"A unique chemistry that I fully support from my research and use in the fields is Brookside Agra’s all-natural H2OExcel. It is comprised of five primary modes of action to do this all naturally 1) water management  2) capillarity pressure change  3) biological growth and activity  4) saponins, and 5) humates for soil conditioning," says Elliott. "The goal here is to break down the biomass to make it easier to handle the following spring and to return as much of the stored nutrients to the soil in the forms that are stable and can be utilized for the next crop. This is an operation that will also support cover crops."

When utilizing a digester program, Elliott says the first sign you should see is a color change that indicates the biologicals are reproducing and beginning to find their way into the biomass. In crops like corn, you will notice this color change and as rain begins to fall, the stalks will become more brittle.

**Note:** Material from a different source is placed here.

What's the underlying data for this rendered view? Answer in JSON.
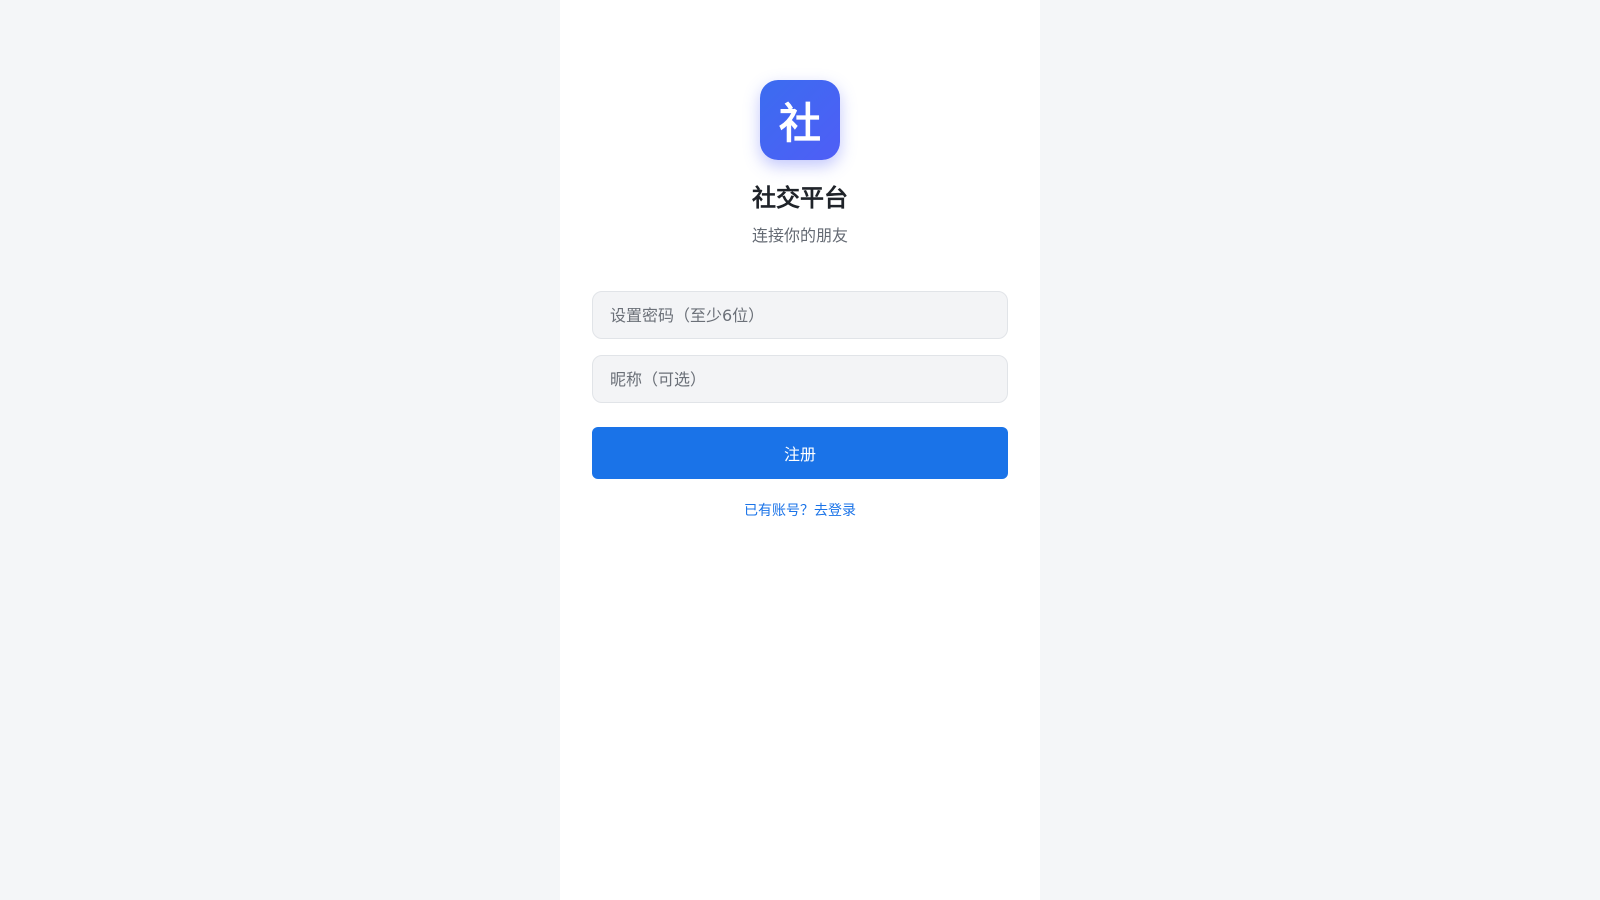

Elliott recommends not to conduct any tillage operations in the fall in order to maintain the integrity of the biological ecosystems being constructed during this process.

"I always recommend that standing biomass should always be put in contact with the ground before applying a digester program, but if that is not practical for your operation, it is not absolutely necessary," he explains. "Using a digester program also allows the biologicals both already present, and added to the field, to maintain the integrity of the soil structure and improve the ease of water infiltration, which H2OExcel does effectively."

Field Research Overview. "In the fields that I monitor, if we just let the biomass lay, there is only about 2% of the measured nutrients that can be returned to the soil," Elliott reports. "In the studies I have conducted over the last 10 years, this number rarely changes. Where Nitrogen is added, that number only goes up to about 6%. The value of the nutrients released compared to the cost of the Nitrogen and the labor generally does not pay anything back. When adding biologicals, I see those numbers climb into the 20%+ ranges. Of course, it is always dependent on the climate and soil conditions. However, I always see this system pay growers back. As you approach the 20-30% range, there is enough value in the nutrient released from the biomass that allows for incremental reductions in applied nutrients. Also, in my home area of Southern Illinois, I struggled for years on how to get at least some of the Potash we have to apply to stick around or to recover some that has moved deeper into the soil profile. With proper digesters and in-season nutrient management, I am beginning to see the Potassium numbers increase in usable form. Almost all of my growers are slowly reducing applied fertility and creating budget space to accommodate the biological products it takes to begin this system and be successful. Supply companies are beginning to see that there is also market space growth in the value-added products that most didn’t know what to do with just a few years ago. Everything said, using biologicals becomes a win-win for everyone, especially the growers."

Practices like a digestion program post-harvest and using products like H2OExcel is a great way to actively start adapting soil health methods and work toward a better understanding of your soil, inputs and yields.

Proper soil nutrient management ultimately begins in the spring, he said, when selecting nutrients according to the 4-R’s of nutrition – applying the right fertilizer source at the right rate at the right time and in the right place.

"Maintaining proper balance of nutrients throughout the growing cycle will always lead to greater efficiency when breaking down biomass and securing nutrients in proper form in the soil," Elliott says. "This practice will also lead to higher numbers of active soil organic matter, resulting in more efficient use and retention of water in the soil profile, which is absolutely necessary to create a positive return of nutrients from biomass."